Partially reverses restrictions put on banks’ proprietary tradingA foreign portfolio investor cannot take short position beyond $10 million at any time
The Reserve Bank of India (RBI), on Friday, allowed foreign investors to access the currency futures market for hedging their currency risks while also partially reversing the restrictions put last year on banks proprietary trading in the exchange traded currency futures.
The RBI said foreign portfolio investors could participate in the currency futures market by taking long or short position to the extent of $10 million without having to establish any underlying exposure.
“A foreign portfolio investor cannot take a short position beyond $10 million at any time and to take a long position beyond $10 million in any exchange, it will be required to have an underlying exposure,’’ the central bank said in the release.

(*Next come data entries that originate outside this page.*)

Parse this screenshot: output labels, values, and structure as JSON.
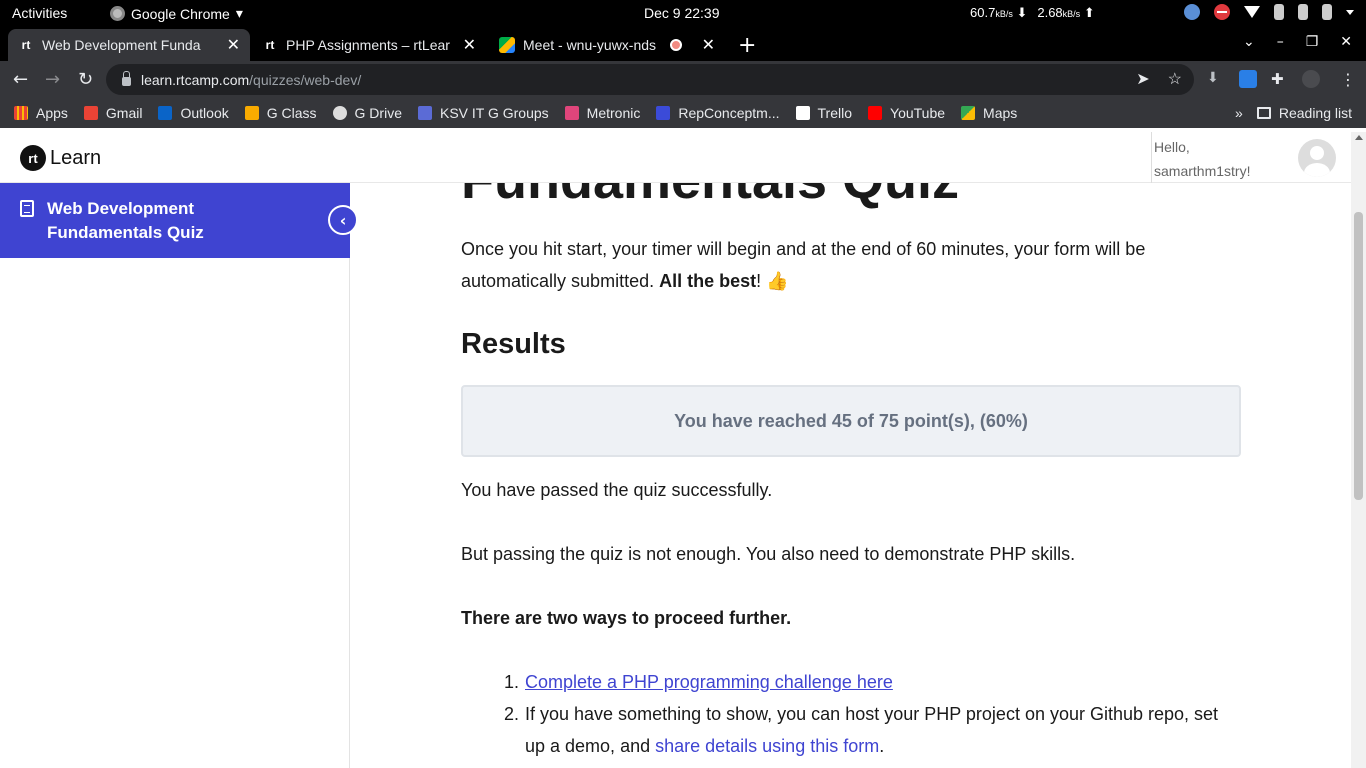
{
  "os_bar": {
    "activities": "Activities",
    "app_name": "Google Chrome",
    "clock": "Dec 9  22:39",
    "down_speed": "60.7",
    "up_speed": "2.68",
    "speed_unit": "kB/s"
  },
  "tabs": [
    {
      "title": "Web Development Funda",
      "favicon": "rt"
    },
    {
      "title": "PHP Assignments – rtLear",
      "favicon": "rt"
    },
    {
      "title": "Meet - wnu-yuwx-nds",
      "favicon": "meet-icon"
    }
  ],
  "address": {
    "host": "learn.rtcamp.com",
    "path": "/quizzes/web-dev/"
  },
  "bookmarks": [
    {
      "label": "Apps",
      "color": "#4285f4"
    },
    {
      "label": "Gmail",
      "color": "#ea4335"
    },
    {
      "label": "Outlook",
      "color": "#0a64c8"
    },
    {
      "label": "G Class",
      "color": "#f9ab00"
    },
    {
      "label": "G Drive",
      "color": "#dddddd"
    },
    {
      "label": "KSV IT G Groups",
      "color": "#5b6bd6"
    },
    {
      "label": "Metronic",
      "color": "#e0457b"
    },
    {
      "label": "RepConceptm...",
      "color": "#3b4bd8"
    },
    {
      "label": "Trello",
      "color": "#ffffff"
    },
    {
      "label": "YouTube",
      "color": "#ff0000"
    },
    {
      "label": "Maps",
      "color": "#34a853"
    }
  ],
  "bookmarks_overflow": "»",
  "reading_list": "Reading list",
  "site": {
    "logo_mark": "rt",
    "logo_text": "Learn",
    "greeting": "Hello,",
    "username": "samarthm1stry!"
  },
  "sidebar": {
    "active_item": "Web Development Fundamentals Quiz",
    "collapse_glyph": "‹"
  },
  "content": {
    "cut_title": "Fundamentals Quiz",
    "intro_text": "Once you hit start, your timer will begin and at the end of 60 minutes, your form will be automatically submitted. ",
    "intro_bold": "All the best",
    "intro_end": "! 👍",
    "results_heading": "Results",
    "score_text": "You have reached 45 of 75 point(s), (60%)",
    "passed_text": "You have passed the quiz successfully.",
    "not_enough_text": "But passing the quiz is not enough. You also need to demonstrate PHP skills.",
    "ways_text": "There are two ways to proceed further.",
    "step1_num": "1.",
    "step1_link": "Complete a PHP programming challenge here",
    "step2_num": "2.",
    "step2_text": "If you have something to show, you can host your PHP project on your Github repo, set up a demo, and ",
    "step2_link": "share details using this form",
    "step2_end": "."
  },
  "colors": {
    "accent": "#3f44d1",
    "score_bg": "#eef1f5"
  }
}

The central bank said the responsibility of ensuring the existence of the underlying exposure shall rest with the foreign investor.
The RBI also partially reversed the restrictions put on banks’ proprietary trading, allowing them to take long or short position of up to $10 million without establishing any underlying exposure.
In July last, at the peak of the rupee crisis, the central bank had barred all banks from taking any proprietary positions in the currency futures market.
For banks, which want to take positions over $10 million will be required to establish the existence of an underlying, the central bank said in the release.
“In terms of the present regulatory framework, domestic participants in the currency futures and exchange traded options markets are not required to have any underlying exposure, while requirement of underlying is mandatory for taking a position in the over-the-counter derivatives markets,” the RBI said.
The Securities and Exchange Board of India has also issued a circular in this regard.
For participants, who are exporters, the eligible limit up to which they can take appropriate hedging positions in exchange-traded currency derivatives will be determined as higher of the average of the last three years’ export turnover, or the previous year’s export turnover and for importers, 50 per cent of the higher of the average of their last three years’ import turnover or the previous year’s turnover.
The participants would furnish to the trading member of the exchange, a certificate from their statutory auditors regarding the limit mentioned above along with an undertaking signed by the CFO.